He is sick of this sham spring, this malingering season, and these gaps of missing time. Soon more rain will come—all the seconds in a day turning to splashing notes, clear arteries pulsing down every windowpane—and it will saturate the roots of the holly trees and turn the ripening earth to black mud.
I could practically hear the enjambments when I read these and many other passages.
Back in 2001, Robyn Sarah and John Unrau had an exchange over the difference between poetry and chopped-up prose in Books in Canada, which is worth revisiting with regard to your question. Hutchinson has an unmistakable sense of rhythm, which he uses to convey Jonas’s rambling, high-strung, yet hypersensitive state of mind. Sarah calls it “the pulse,” and points to alliteration, assonance, half-rhymes, and musical elements as evidence that a poem is a poem and not chopped-up prose. But Jonas himself thinks, “Fuck poetry,” which I take to mean that what the book resists is not necessarily poetic elements, but the whole ‘project’ of poetry that constructs a highly personalized self-myth out of an individual experience of reality.
Jason Freure: Jonas is a character suffering from depression and other mental health issues, and Hutchinson focuses on the exasperating characteristics of mental illness that alienate sufferers from their family and friends. As a result, there is no sympathetic space for Jonas.
You picked out, “the tragedy of his life is that no one has forgiven him.” I largely missed that line. What has Jonas done that requires forgiveness? Is it because he hasn’t done anything that needs forgiving that makes Hutchinson’s tragic register parodic?
PW: I explain to my high school students that there’s a difference between the Greek sense of tragedy and the tragedy of, say, their broken iPhones. I think that Hutchinson is very much modeling—and yet mocking—Jonas’s tragic downfall and flaw in the Greek sense. He is always dogged with the feeling of having committed some terrible crime of tragic proportions, yet the tragedy isn’t that his world hasn’t forgiven him, but that he isn’t able to forgive himself for his imagined or real flaws. Hutchinson may indeed be parodying elements of tragedy, but I think in the classical sense, tragedy also involves a lot of foolishness and arrogance. Tragodia, in Greek, after all, means he-goat song, which is pretty funny in itself. It’s believed that tragedies were originally songs sung during the festival of Dionysus, the god of madness, ecstasy, and wine. Or that singers competed with each other for a goat. Maybe tragedy and comedy aren’t necessarily in opposition, but merely different forms of expressing the inanity of humanity.

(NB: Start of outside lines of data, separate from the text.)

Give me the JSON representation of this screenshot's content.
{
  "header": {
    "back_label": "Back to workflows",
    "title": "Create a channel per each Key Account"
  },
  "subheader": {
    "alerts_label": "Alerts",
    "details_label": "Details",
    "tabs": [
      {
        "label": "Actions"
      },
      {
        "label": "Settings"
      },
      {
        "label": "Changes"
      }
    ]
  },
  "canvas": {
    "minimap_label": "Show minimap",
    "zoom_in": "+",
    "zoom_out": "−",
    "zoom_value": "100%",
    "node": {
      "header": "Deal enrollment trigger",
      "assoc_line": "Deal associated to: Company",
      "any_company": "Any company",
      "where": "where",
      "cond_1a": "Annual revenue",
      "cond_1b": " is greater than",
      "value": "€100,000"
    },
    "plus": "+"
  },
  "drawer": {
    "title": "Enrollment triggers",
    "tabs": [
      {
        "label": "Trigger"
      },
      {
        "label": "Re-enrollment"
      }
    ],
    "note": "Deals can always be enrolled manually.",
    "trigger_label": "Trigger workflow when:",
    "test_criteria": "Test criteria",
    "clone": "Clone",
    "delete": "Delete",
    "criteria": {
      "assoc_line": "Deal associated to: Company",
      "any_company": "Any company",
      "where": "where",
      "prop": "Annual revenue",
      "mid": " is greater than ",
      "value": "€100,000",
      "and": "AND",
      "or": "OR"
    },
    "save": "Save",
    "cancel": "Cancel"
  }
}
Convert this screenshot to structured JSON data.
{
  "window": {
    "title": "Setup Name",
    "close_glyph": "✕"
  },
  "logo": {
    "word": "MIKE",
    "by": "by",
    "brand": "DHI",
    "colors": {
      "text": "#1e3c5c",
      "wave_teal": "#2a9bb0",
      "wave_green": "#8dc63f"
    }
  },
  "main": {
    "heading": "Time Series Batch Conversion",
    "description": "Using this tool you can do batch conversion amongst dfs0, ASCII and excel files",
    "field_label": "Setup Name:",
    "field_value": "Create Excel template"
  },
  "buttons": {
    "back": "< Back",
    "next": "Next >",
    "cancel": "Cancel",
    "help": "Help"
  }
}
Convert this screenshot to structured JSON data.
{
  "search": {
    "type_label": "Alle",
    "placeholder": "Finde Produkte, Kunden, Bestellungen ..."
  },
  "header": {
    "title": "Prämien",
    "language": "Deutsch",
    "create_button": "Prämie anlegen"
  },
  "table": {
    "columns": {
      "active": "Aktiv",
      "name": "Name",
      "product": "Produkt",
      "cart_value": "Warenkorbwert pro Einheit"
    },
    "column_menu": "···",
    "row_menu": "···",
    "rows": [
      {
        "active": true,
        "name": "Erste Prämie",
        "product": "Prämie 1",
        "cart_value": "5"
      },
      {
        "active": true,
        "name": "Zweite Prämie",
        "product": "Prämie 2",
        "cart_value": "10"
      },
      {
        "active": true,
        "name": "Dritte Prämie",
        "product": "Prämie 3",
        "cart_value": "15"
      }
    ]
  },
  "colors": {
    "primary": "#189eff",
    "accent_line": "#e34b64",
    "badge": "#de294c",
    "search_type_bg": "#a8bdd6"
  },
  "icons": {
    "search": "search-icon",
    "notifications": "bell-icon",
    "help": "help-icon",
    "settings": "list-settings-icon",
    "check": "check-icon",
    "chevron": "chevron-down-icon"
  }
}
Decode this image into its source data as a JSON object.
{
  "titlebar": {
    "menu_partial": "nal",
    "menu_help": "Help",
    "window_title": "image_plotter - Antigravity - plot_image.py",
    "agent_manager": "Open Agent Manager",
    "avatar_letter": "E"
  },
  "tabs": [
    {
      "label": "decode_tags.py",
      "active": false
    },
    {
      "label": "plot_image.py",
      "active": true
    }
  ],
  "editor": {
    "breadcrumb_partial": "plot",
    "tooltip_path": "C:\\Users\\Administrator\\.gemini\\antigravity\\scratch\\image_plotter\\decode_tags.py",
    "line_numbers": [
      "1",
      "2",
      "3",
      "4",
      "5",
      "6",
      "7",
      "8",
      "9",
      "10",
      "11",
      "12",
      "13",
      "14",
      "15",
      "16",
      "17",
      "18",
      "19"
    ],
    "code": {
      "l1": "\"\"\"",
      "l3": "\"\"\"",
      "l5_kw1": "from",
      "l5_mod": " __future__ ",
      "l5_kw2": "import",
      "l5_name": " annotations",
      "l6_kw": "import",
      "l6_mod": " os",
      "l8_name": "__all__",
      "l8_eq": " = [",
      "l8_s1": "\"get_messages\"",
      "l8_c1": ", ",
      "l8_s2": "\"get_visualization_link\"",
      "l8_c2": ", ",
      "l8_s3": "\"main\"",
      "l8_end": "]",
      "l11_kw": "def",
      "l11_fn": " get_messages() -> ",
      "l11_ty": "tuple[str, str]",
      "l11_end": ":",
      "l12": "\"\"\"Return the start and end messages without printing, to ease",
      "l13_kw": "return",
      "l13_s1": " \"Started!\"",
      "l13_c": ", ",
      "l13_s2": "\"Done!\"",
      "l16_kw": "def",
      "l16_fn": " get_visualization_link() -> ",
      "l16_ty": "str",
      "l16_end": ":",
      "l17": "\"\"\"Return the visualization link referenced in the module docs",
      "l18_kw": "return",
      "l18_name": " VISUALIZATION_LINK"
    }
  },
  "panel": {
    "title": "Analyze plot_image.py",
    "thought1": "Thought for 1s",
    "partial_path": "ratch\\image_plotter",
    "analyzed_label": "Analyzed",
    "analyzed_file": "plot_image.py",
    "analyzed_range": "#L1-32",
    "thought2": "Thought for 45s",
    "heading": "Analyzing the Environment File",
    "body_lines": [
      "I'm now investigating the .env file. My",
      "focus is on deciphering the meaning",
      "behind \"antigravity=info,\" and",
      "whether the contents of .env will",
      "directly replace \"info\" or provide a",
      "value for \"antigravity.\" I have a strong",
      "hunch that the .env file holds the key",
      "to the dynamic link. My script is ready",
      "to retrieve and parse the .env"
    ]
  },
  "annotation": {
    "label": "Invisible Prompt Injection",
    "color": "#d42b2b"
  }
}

Jason Freure has published poems in Vallum, ditch,, and The Hart House Review. He was a contributor to The Show Thieves Anthology of Contemporary Montreal Poetry and wrote the short play The Castration of Apollo. He currently lives in Toronto. E Martin Nolan writes poetry and non-fiction. He received his MA in the Field of Creative Writing from the University of Toronto in 2009. He’s a poetry and blog editor at The Puritan, where he also publishes interviews and reviews. His essays and poems have appeared in The Barnstormer, The Toronto Review of Books, The Toronto Quarterly, and Contemporary Verse 2. He teaches at the University of Toronto. You might know him as Ted. Phoebe Wang is a poet, reviewer and educator whose work has appeared in Arc Poetry Magazine, Canadian Literature, CV2, Descant, Grain, and The Malahat Review. She is a graduate of the U of T MA in Creative Writing program and her chapbook, Occasional Emergencies, appeared in 2013 with Odourless Press. She is currently Outreach Coordinator with The Puritan and a Teacher-in-Residence with Artscape Youngplace. More of her writing can be found at A Little Print.